Turkey is high in protein, and relatively low in calories, fat, and cholesterol. But, some ingredients commonly used to cook it add high levels of cholesterol, such as oil and butter. Healthier options may taste just as great.

If you are watching your cholesterol levels, you know it is important to look at the cholesterol content, as well as saturated and trans fats, in the foods you consume. Turkey can be an excellent choice if you’re looking to limit your saturated fats, but, of course, it’s all in how you prepare it.

Obviously, if you fry a turkey in high-fat oil, this will raise the fat content of the meat. Whether or not it raises the saturated or trans fat content is determined by the type of oil you fry in. On the flip side, if you roast the meat and let the fat drip into a separate pan, you can cut the level of fat in the turkey.

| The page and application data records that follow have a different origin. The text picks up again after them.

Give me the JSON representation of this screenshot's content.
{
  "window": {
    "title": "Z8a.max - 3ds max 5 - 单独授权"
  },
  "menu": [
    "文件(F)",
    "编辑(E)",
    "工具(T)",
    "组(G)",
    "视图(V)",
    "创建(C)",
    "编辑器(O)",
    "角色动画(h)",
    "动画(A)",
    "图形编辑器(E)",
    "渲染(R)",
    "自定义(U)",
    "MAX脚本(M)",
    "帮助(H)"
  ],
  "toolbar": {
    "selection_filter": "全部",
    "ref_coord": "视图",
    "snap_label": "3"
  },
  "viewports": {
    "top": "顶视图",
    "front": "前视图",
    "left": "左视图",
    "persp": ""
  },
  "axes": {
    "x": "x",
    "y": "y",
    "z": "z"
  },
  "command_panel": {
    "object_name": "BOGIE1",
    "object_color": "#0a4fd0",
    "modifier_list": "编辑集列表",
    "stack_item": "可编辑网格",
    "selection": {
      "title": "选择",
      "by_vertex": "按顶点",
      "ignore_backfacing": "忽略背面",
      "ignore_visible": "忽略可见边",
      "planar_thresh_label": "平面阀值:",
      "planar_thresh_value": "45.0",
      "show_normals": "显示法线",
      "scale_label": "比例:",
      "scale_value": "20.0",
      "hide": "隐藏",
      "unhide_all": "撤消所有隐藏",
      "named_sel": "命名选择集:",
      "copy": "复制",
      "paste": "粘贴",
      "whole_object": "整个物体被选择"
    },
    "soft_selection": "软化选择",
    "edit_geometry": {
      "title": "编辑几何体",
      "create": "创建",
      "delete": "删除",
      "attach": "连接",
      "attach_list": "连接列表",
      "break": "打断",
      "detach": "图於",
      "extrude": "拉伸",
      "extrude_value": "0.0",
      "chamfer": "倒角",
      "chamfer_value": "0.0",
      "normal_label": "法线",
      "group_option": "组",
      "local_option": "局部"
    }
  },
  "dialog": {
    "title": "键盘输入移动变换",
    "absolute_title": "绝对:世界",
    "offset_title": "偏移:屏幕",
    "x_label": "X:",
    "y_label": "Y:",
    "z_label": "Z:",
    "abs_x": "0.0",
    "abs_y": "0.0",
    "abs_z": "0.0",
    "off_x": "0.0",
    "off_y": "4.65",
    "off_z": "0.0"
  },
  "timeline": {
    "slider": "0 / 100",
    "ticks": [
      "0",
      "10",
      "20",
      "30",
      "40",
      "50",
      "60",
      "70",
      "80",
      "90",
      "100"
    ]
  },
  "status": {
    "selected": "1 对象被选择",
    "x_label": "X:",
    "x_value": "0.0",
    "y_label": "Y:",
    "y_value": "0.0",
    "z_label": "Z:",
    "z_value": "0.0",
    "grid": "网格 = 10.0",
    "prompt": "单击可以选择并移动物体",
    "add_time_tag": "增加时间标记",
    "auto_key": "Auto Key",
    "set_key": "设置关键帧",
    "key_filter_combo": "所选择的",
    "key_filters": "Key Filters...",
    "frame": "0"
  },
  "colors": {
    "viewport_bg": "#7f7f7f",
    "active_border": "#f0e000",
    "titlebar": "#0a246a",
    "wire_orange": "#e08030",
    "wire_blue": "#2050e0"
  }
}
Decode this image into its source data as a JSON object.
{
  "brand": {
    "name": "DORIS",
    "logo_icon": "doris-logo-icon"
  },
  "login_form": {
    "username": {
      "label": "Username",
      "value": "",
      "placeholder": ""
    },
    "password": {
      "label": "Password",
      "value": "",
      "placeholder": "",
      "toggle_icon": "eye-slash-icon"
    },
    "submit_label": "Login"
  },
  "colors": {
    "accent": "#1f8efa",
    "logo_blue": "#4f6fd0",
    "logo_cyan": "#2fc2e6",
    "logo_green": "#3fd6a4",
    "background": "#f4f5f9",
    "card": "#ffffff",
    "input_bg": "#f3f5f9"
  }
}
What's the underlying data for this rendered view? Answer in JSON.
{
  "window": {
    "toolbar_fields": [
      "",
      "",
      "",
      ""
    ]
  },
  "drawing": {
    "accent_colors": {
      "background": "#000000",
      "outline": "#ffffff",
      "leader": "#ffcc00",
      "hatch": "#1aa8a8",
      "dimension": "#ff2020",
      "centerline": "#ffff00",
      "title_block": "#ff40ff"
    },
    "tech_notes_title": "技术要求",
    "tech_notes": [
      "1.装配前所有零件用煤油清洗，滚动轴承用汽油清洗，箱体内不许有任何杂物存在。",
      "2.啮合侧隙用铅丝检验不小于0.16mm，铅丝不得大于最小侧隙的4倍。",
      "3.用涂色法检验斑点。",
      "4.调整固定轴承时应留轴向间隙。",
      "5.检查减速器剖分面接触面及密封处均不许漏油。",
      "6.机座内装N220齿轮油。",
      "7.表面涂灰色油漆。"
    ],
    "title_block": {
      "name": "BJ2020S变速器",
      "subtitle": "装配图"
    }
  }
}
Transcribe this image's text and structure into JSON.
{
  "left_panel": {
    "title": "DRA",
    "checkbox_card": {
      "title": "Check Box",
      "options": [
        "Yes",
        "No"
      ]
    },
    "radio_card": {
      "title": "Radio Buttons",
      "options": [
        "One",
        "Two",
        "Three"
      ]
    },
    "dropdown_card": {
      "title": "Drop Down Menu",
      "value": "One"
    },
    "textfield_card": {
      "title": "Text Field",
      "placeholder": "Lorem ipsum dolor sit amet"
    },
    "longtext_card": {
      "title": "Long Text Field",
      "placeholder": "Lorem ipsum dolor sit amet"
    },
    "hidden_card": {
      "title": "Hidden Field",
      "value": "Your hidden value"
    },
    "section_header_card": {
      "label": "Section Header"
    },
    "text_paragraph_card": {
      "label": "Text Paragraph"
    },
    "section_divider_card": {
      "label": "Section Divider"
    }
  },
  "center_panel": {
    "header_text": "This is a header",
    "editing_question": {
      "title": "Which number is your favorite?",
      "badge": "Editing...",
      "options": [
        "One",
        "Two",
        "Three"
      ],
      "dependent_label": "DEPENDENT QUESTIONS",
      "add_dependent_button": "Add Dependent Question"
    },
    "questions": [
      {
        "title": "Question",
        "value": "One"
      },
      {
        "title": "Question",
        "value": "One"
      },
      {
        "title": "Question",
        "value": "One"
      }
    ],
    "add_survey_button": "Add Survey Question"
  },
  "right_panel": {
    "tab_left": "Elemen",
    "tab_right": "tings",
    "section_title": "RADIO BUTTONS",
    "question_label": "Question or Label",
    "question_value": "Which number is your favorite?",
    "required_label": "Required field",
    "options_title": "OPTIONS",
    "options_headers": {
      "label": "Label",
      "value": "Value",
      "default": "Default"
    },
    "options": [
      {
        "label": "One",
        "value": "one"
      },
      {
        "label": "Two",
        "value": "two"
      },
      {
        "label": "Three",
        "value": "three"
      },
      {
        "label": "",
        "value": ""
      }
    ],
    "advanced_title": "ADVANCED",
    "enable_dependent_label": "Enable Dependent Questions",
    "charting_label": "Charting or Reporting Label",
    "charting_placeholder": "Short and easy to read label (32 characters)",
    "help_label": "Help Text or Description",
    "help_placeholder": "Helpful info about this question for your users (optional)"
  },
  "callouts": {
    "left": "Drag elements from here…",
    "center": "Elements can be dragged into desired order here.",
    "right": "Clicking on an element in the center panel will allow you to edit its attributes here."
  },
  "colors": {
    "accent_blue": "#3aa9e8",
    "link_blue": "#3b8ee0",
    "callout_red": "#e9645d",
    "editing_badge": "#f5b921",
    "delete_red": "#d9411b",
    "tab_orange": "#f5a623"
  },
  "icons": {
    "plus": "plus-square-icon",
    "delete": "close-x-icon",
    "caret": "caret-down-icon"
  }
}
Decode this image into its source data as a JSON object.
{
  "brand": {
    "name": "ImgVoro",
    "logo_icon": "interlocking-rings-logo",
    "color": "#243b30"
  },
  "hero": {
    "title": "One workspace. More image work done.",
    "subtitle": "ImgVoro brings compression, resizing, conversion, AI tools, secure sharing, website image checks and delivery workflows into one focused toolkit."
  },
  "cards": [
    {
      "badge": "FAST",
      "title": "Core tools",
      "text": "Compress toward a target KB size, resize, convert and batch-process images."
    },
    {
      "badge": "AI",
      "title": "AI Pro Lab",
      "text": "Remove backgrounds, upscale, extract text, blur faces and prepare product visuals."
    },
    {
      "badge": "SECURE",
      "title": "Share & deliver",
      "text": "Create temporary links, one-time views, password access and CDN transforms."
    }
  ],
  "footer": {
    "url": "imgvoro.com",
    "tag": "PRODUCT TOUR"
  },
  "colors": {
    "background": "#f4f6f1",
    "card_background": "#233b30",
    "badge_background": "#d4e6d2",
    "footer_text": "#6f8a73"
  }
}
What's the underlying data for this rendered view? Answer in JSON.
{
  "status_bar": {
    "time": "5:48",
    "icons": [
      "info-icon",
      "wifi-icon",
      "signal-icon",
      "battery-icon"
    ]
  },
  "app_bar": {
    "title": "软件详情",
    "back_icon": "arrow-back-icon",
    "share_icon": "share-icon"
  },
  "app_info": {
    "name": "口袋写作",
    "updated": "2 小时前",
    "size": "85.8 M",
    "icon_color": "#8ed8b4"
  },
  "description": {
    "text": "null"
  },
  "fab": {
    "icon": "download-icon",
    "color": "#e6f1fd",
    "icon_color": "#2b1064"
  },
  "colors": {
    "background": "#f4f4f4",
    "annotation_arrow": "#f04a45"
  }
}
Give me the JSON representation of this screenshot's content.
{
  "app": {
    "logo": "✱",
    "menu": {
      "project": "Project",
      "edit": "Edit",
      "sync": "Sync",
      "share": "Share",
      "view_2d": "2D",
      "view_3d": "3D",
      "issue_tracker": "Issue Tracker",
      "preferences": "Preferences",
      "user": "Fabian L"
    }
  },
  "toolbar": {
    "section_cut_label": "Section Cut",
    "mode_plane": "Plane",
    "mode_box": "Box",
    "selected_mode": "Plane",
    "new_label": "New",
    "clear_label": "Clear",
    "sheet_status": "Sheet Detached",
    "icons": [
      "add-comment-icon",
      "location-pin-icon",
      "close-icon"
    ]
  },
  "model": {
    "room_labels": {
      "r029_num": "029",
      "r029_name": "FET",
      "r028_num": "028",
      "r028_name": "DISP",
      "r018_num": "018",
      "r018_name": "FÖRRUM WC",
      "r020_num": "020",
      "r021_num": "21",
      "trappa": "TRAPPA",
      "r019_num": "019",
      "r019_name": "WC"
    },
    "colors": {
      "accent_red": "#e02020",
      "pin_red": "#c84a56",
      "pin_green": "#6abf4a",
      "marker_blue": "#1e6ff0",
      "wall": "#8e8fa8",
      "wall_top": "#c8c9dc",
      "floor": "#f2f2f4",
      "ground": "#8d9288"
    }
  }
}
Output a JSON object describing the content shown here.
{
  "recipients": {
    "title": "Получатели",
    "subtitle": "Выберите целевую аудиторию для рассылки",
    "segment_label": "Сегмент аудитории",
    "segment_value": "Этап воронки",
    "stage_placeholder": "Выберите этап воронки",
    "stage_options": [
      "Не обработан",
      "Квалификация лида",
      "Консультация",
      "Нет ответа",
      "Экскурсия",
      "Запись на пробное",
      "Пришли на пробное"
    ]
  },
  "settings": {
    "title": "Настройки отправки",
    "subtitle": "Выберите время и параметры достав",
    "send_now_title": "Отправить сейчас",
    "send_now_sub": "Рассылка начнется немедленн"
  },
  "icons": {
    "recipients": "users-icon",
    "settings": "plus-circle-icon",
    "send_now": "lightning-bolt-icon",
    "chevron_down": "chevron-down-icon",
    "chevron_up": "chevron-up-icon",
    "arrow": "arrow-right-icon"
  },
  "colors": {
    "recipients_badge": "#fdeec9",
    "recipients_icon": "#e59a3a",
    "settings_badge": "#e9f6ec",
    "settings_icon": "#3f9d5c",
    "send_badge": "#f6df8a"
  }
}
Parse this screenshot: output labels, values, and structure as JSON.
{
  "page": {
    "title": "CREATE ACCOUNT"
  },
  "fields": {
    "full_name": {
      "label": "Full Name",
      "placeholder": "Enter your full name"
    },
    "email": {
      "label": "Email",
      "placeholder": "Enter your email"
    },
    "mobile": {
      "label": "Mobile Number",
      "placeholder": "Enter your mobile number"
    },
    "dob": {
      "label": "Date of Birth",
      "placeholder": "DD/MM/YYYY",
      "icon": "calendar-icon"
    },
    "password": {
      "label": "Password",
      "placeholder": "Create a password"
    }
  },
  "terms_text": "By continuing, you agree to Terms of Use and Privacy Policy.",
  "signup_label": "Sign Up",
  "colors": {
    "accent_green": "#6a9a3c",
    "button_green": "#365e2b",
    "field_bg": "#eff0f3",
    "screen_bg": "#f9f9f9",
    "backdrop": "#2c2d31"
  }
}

According to the U.S. Department of Agriculture (USDA), a 3-ounce serving of roasted turkey with skin contains about 22.5 grams of protein, 4.7 grams of fat, and 1.3 grams of saturated fat. Eating that amount of white meat only (i.e., without the skin) gets you 27 grams of protein, just over 2 grams of fat, and 0.6 grams of saturated fat.

Roasted dark meat — including both meat and skin — has just over 22 grams of protein, about 5 grams of total fat, and about 1.5 grams of saturated fat. Dark meat without skin has 21.7 grams of protein, nearly 9.2 grams of fat, and about 2.7 grams of saturated fat.

According to the American Heart Association (AHA), a person’s daily cholesterol intake should not exceed 300 mg. Based on that, a 3-ounce portion of light meat without skin gets you 16 percent of that, and skinless dark meat gets you 22 percent. If you eat the skin, you take in another 3 percent of the recommended daily intake.

Have high cholesterol or an existing heart issue? In that case, the AHA says you should have no more than 200 mg of cholesterol a day.

Learn More: Do Avocados Contain Any Cholesterol? »

Is white meat healthier than dark meat? Usually, doctors say yes. But according to a 2012 study, taurine, a nutrient found in dark meat, can lower the risk of coronary heart disease in women with high cholesterol. Doctors say the nutrient also may protect people from high blood pressure and diabetes.

In the study, women who had high cholesterol as well as high taurine levels were 60 percent less likely to develop or die from coronary heart disease than those women who had low taurine levels.

In addition to the choice between white or dark meat, choosing a healthier cut can help lower the meat’s fat content. Look for lean or extra lean varieties of turkey. For example, ground turkey will be marked with the fat in the meat on the nutrition label, enabling you to make a more informed purchase.

Try some of these heart-healthy turkey recipes from around the web!

Heart-Healthy Turkey Chili

The Chunky Chef offers up this heart-healthy turkey chili recipe. To remove more fat from the ground turkey, you can drain it after cooking. Alternatively, choose ground turkey that is made from 100 percent turkey breast. The blogger has some good recommendations for healthy toppings, including avocado, which can raise levels of good-for-you high-density lipoprotein (HDL).

Spicy Turkey Bolognese with Spaghetti Squash

An impressive combination of ground turkey and heart-healthy tomatoes, topped over spaghetti squash, highlight this recipe. This is a low-carb meal as well as one that is heart-healthy, especially if you do not add cheese. Get the recipe!

Turkey Lasagna

In addition to making some healthy substitutions — think low-fat cheese instead of regular full-fat cheese — this recipe uses ground turkey breast instead of ground beef.

Turkey Santa Fe Zucchini Boats

In addition to using meats with less fat content, many people looking to lower their cholesterol try to incorporate more vegetables into their diet. This recipe does just that, and can be made even healthier by using a non- or low-fat variety of cheese.

Italian Turkey Burger Soup

If you’re bored of eating the same old turkey burgers, try turning them into soup. No, really! This healthy turkey soup makes use of fresh herbs for a flavoring that’s savory, but not dry.

Asian Turkey Lettuce Wraps

For a low-carb take on Asian favorites, try using lettuce as a wrap. With peppers, ginger, and garlic, these lettuce wraps are bursting with flavor — and healthy nutrients. Get the recipe!

Sriracha Teriyaki Meatball Bowls

Baker by Nature brings you this flavorful recipe that incorporates turkey into Sriracha meatball bowls. This recipe uses Panko breadcrumbs, which typically are lower in sodium than regular breadcrumbs.